[Supplied records — start]

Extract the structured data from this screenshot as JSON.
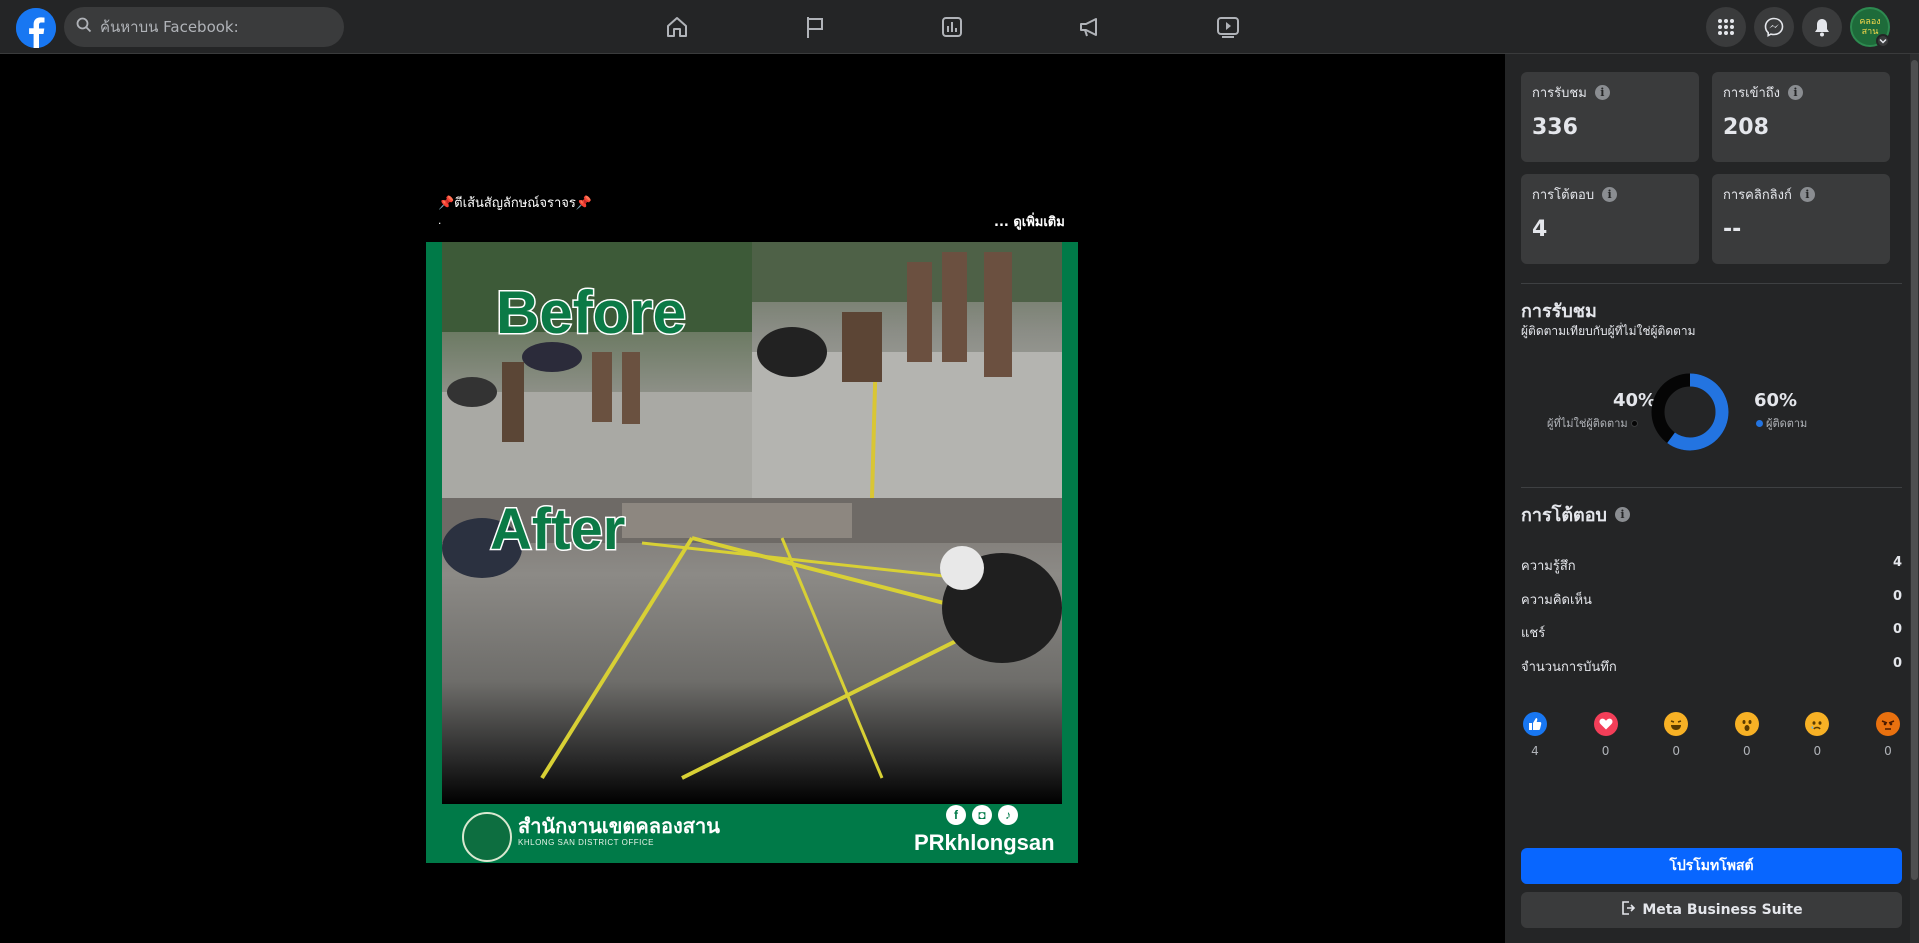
{
  "header": {
    "search_placeholder": "ค้นหาบน Facebook:",
    "nav_icons": [
      "home-icon",
      "flag-icon",
      "chart-icon",
      "megaphone-icon",
      "video-icon"
    ],
    "right_icons": [
      "menu-grid-icon",
      "messenger-icon",
      "bell-icon"
    ],
    "avatar_text": "คลอง\nสาน"
  },
  "post": {
    "caption": "📌ตีเส้นสัญลักษณ์จราจร📌",
    "caption_line2": ".",
    "see_more": "... ดูเพิ่มเติม",
    "image": {
      "before_text": "Before",
      "after_text": "After",
      "office_th": "สำนักงานเขตคลองสาน",
      "office_en": "KHLONG SAN DISTRICT OFFICE",
      "handle": "PRkhlongsan",
      "social": [
        "f",
        "◘",
        "♪"
      ]
    }
  },
  "panel": {
    "stats": [
      {
        "label": "การรับชม",
        "value": "336"
      },
      {
        "label": "การเข้าถึง",
        "value": "208"
      },
      {
        "label": "การโต้ตอบ",
        "value": "4"
      },
      {
        "label": "การคลิกลิงก์",
        "value": "--"
      }
    ],
    "views": {
      "title": "การรับชม",
      "subtitle": "ผู้ติดตามเทียบกับผู้ที่ไม่ใช่ผู้ติดตาม",
      "non_followers_pct": "40%",
      "non_followers_label": "ผู้ที่ไม่ใช่ผู้ติดตาม",
      "followers_pct": "60%",
      "followers_label": "ผู้ติดตาม",
      "followers_fraction": 0.6,
      "colors": {
        "followers": "#2374e1",
        "non_followers": "#050505"
      }
    },
    "interactions": {
      "title": "การโต้ตอบ",
      "rows": [
        {
          "label": "ความรู้สึก",
          "value": "4"
        },
        {
          "label": "ความคิดเห็น",
          "value": "0"
        },
        {
          "label": "แชร์",
          "value": "0"
        },
        {
          "label": "จำนวนการบันทึก",
          "value": "0"
        }
      ],
      "reactions": [
        {
          "icon": "like-icon",
          "count": "4",
          "color": "#1877f2",
          "glyph": "👍"
        },
        {
          "icon": "love-icon",
          "count": "0",
          "color": "#f33e58",
          "glyph": "♥"
        },
        {
          "icon": "haha-icon",
          "count": "0",
          "color": "#f7b125",
          "glyph": "😆"
        },
        {
          "icon": "wow-icon",
          "count": "0",
          "color": "#f7b125",
          "glyph": "😮"
        },
        {
          "icon": "sad-icon",
          "count": "0",
          "color": "#f7b125",
          "glyph": "😢"
        },
        {
          "icon": "angry-icon",
          "count": "0",
          "color": "#e9710f",
          "glyph": "😡"
        }
      ]
    },
    "buttons": {
      "promote": "โปรโมทโพสต์",
      "business_suite": "Meta Business Suite"
    }
  }
}
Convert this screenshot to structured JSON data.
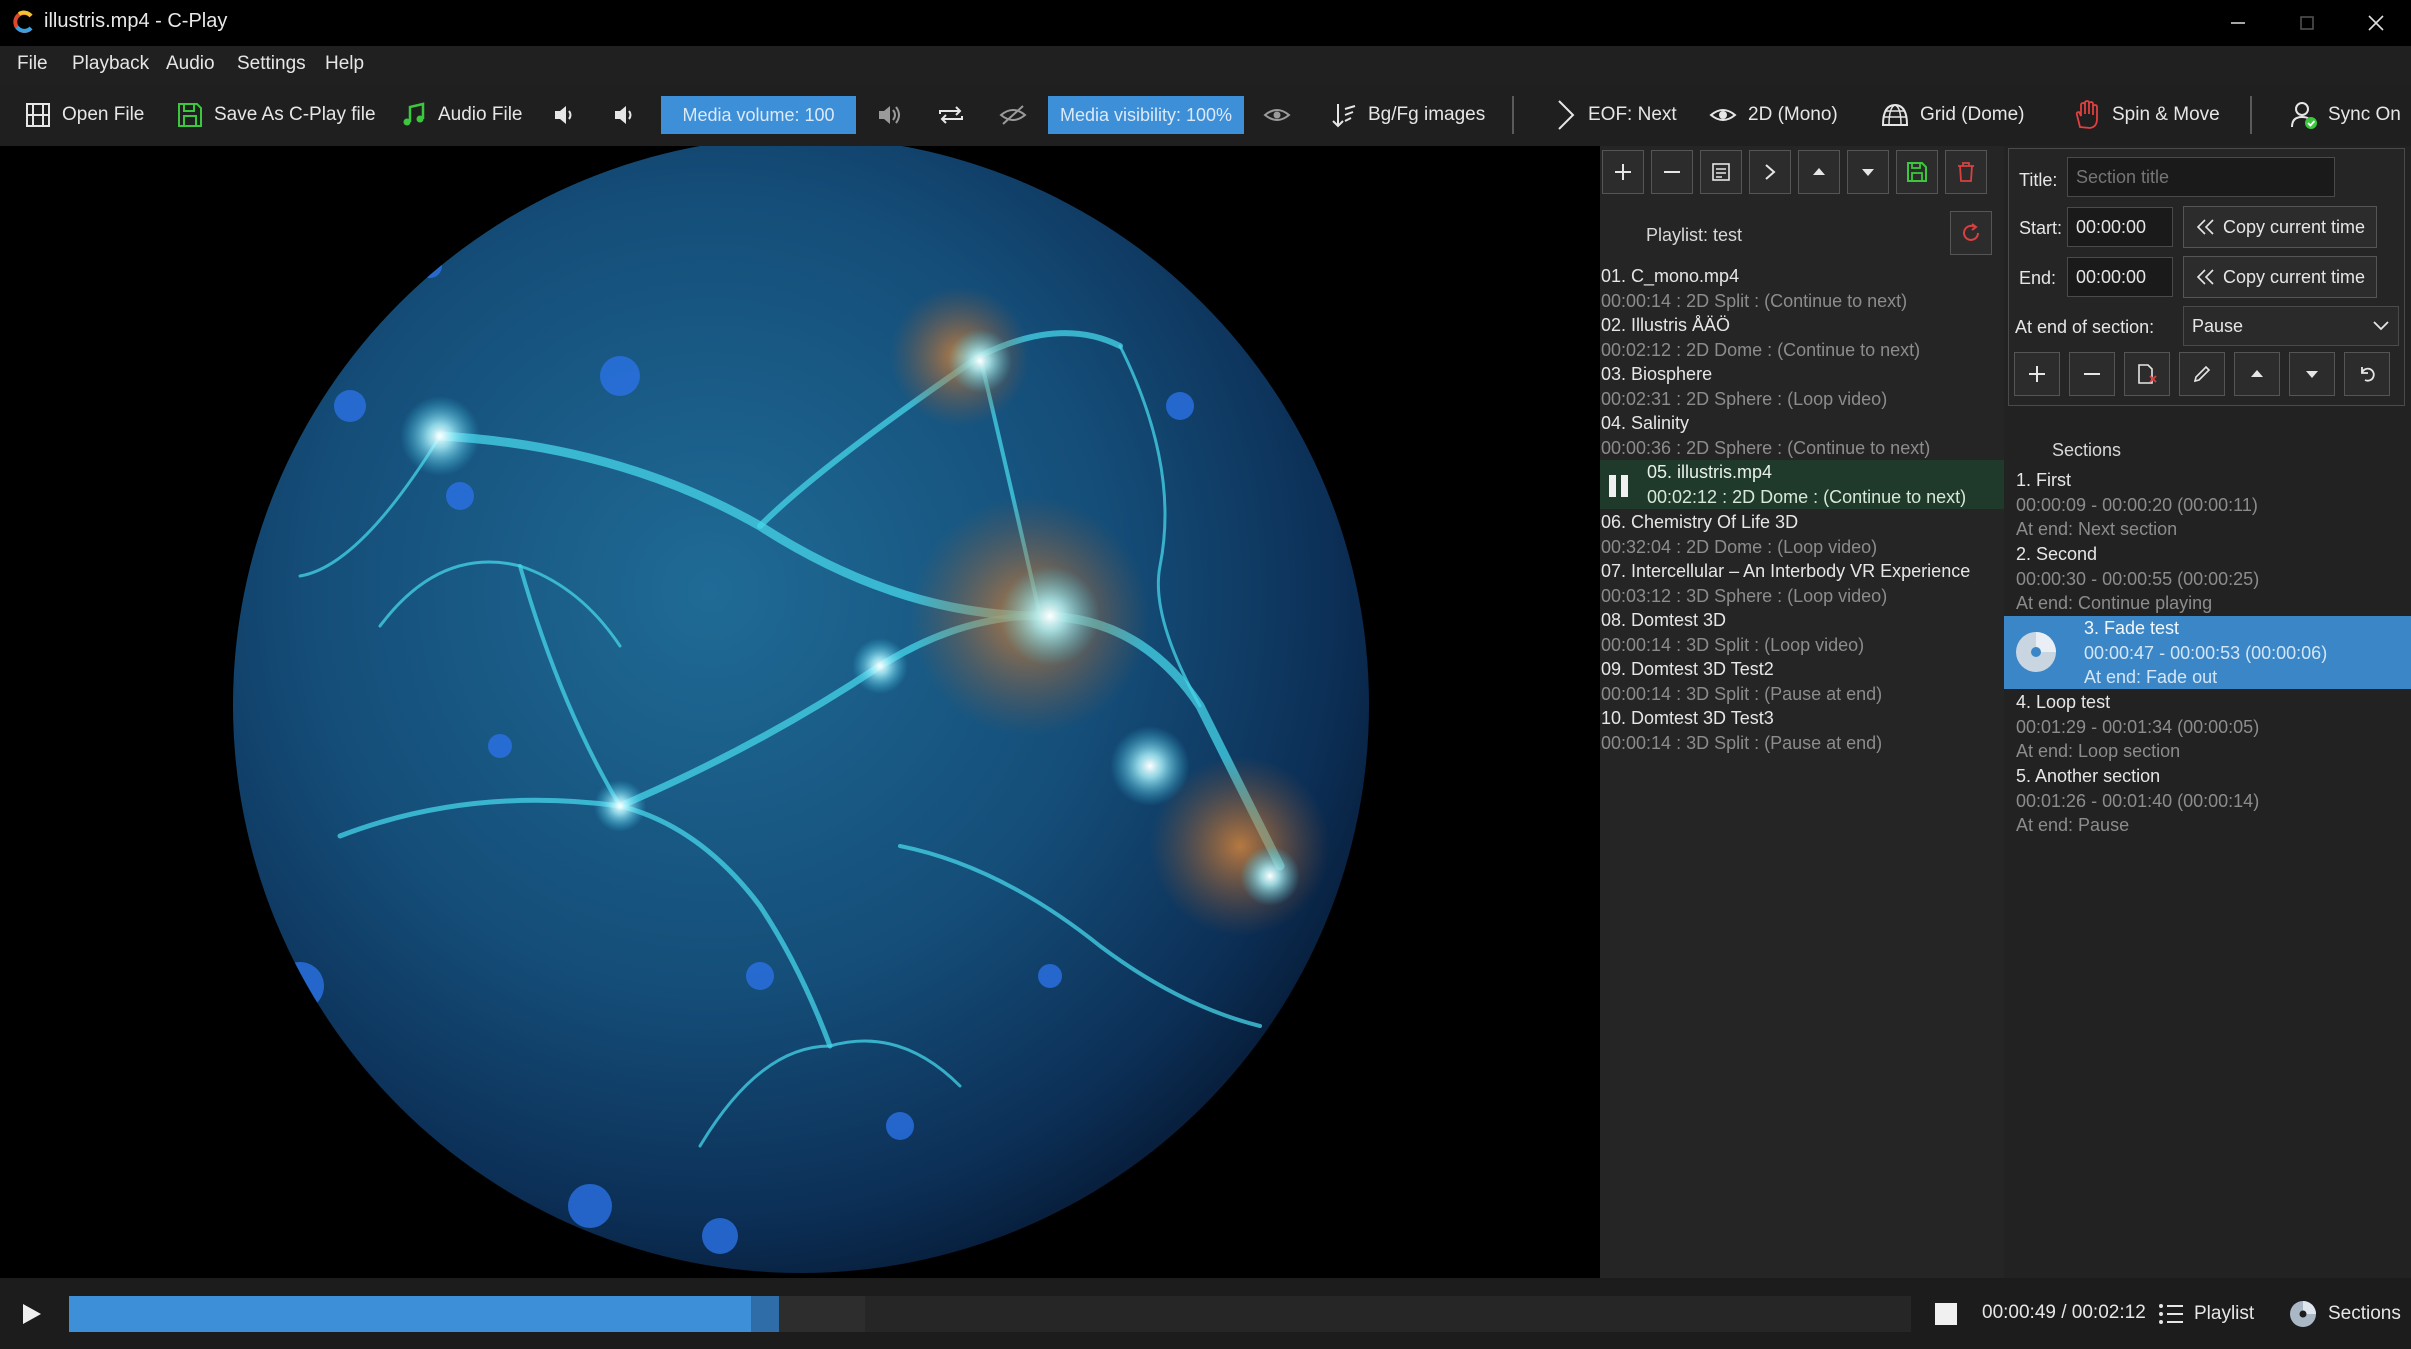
{
  "window": {
    "title": "illustris.mp4 - C-Play"
  },
  "menu": [
    "File",
    "Playback",
    "Audio",
    "Settings",
    "Help"
  ],
  "toolbar": {
    "open_file": "Open File",
    "save_as": "Save As C-Play file",
    "audio_file": "Audio File",
    "media_volume": "Media volume: 100",
    "media_visibility": "Media visibility: 100%",
    "bgfg_images": "Bg/Fg images",
    "eof": "EOF: Next",
    "mono": "2D (Mono)",
    "grid": "Grid (Dome)",
    "spin": "Spin & Move",
    "sync": "Sync On"
  },
  "playlist": {
    "title": "Playlist: test",
    "items": [
      {
        "name": "01. C_mono.mp4",
        "meta": "00:00:14 : 2D Split : (Continue to next)"
      },
      {
        "name": "02. Illustris ÅÄÖ",
        "meta": "00:02:12 : 2D Dome : (Continue to next)"
      },
      {
        "name": "03. Biosphere",
        "meta": "00:02:31 : 2D Sphere : (Loop video)"
      },
      {
        "name": "04. Salinity",
        "meta": "00:00:36 : 2D Sphere : (Continue to next)"
      },
      {
        "name": "05. illustris.mp4",
        "meta": "00:02:12 : 2D Dome : (Continue to next)"
      },
      {
        "name": "06. Chemistry Of Life 3D",
        "meta": "00:32:04 : 2D Dome : (Loop video)"
      },
      {
        "name": "07. Intercellular – An Interbody VR Experience",
        "meta": "00:03:12 : 3D Sphere : (Loop video)"
      },
      {
        "name": "08. Domtest 3D",
        "meta": "00:00:14 : 3D Split : (Loop video)"
      },
      {
        "name": "09. Domtest 3D Test2",
        "meta": "00:00:14 : 3D Split : (Pause at end)"
      },
      {
        "name": "10. Domtest 3D Test3",
        "meta": "00:00:14 : 3D Split : (Pause at end)"
      }
    ]
  },
  "section_editor": {
    "title_label": "Title:",
    "title_placeholder": "Section title",
    "start_label": "Start:",
    "start_value": "00:00:00",
    "end_label": "End:",
    "end_value": "00:00:00",
    "copy_time": "Copy current time",
    "at_end_label": "At end of section:",
    "at_end_value": "Pause"
  },
  "sections": {
    "title": "Sections",
    "items": [
      {
        "name": "1. First",
        "range": "00:00:09 - 00:00:20 (00:00:11)",
        "end": "At end: Next section"
      },
      {
        "name": "2. Second",
        "range": "00:00:30 - 00:00:55 (00:00:25)",
        "end": "At end: Continue playing"
      },
      {
        "name": "3. Fade test",
        "range": "00:00:47 - 00:00:53 (00:00:06)",
        "end": "At end: Fade out"
      },
      {
        "name": "4. Loop test",
        "range": "00:01:29 - 00:01:34 (00:00:05)",
        "end": "At end: Loop section"
      },
      {
        "name": "5. Another section",
        "range": "00:01:26 - 00:01:40 (00:00:14)",
        "end": "At end: Pause"
      }
    ]
  },
  "player": {
    "time": "00:00:49 / 00:02:12",
    "progress": 0.37,
    "buffered": 0.432,
    "playlist_button": "Playlist",
    "sections_button": "Sections"
  },
  "colors": {
    "accent": "#3d8fd8",
    "active_playlist_row": "#1f3a2a",
    "active_section_row": "#3b86c7",
    "save_green": "#3cc83c",
    "delete_red": "#d94040"
  }
}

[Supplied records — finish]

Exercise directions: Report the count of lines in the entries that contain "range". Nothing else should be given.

Response: 5